Left to right: Lauren (USA), Joyce (Holland), Josie (Ghana), Jana (Germany), Anna (UK), Fride (Norway) and Kaitlyn (USA)


This week loading of the Africa Mercy began in earnest in preparation for our departure from Liberia at the weekend. Amongst the things going onto Deck 8 are 26 vehicles, 4 shipping-containers, a drilling rig, 4 trailers, and tons of scaffolding used by the construction teams. Photo taken from our cabin window of a Land Rover mid-flight. Olly

Tuesday, 2 December 2008

State Funeral

Today I witnessed the procession of the State Funeral of Senator Isaac Johnson of River Gee County. It was headed by a police pick-up with flashing lights & sirens, followed by an empty hearse, and then a big flat-bed truck, draped in purple, displaying the Senator's coffin covered in the Liberian flag. This was follwed by dozens and dozens of mourners lead by many brand news Republic of Liberia cars and pick-ups, and then some of his more distant friends, relatives and business associates (judging by the increasing age of the cars at the back of the line)...The whole procession took ages to pass, and was quite a spectacle. Olly

School photos again

Here are the kids latest school photos:


...and her class.


...and her class.


...and his class.

And the whole Academy (nearly 50 children and a dozen teachers). Olly

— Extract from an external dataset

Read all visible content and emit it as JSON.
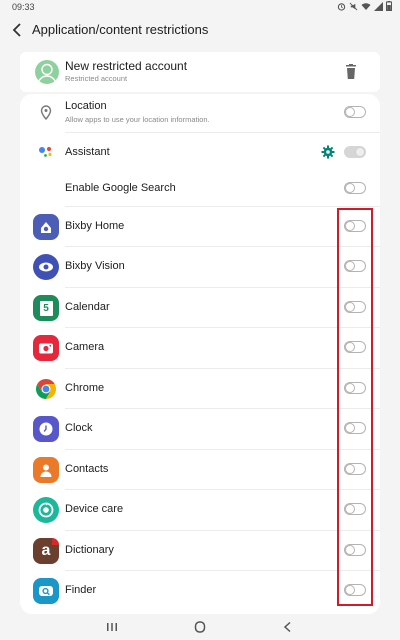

On Monday afternoon 202 prisoners broke out of Monrovia's Central Prison, leaving another 600 behind. A jail-break of such proportions is of no surprise to me - I only visited the prison once over a year ago, but thought that security was poor and a coordinated rush by a large number of prisoners would be successful. The guys that are left behind will be grateful for the space provided by those escaping, before it is filled up following the orgy of looting that happens every year around Christmas as desperate men steel things to buy food for their families. Currently, 32 of the 202 escapees have been re-captured. The city is in a high state of alert, with road blocks at frequent intervals and all available Police and UN personnel involved in searching for the escapees. Meanwhile, the Africa Mercy's Prison Ministry team was called upon to deliver emergency food supplies to the prison, as the escapees raided the food stores on their way to freedom, leaving the remaining 600 inmates hungry. Our Prison Ministry delivered 6 sacks of rice to the prison yesterday via the Prison Fellowship.Olly

Monday, 1 December 2008

Farewells begin

Yesterday our kids said goodbye to their good friends, the Dunseath kids. Here they are after their showers before we headed back to the ship. Noah was trying very hard to hold back the tears...Back row, left to right: Anna, Micah, Jedediah, Noah. Front row, left to right: Matea, Libby, Hadassah.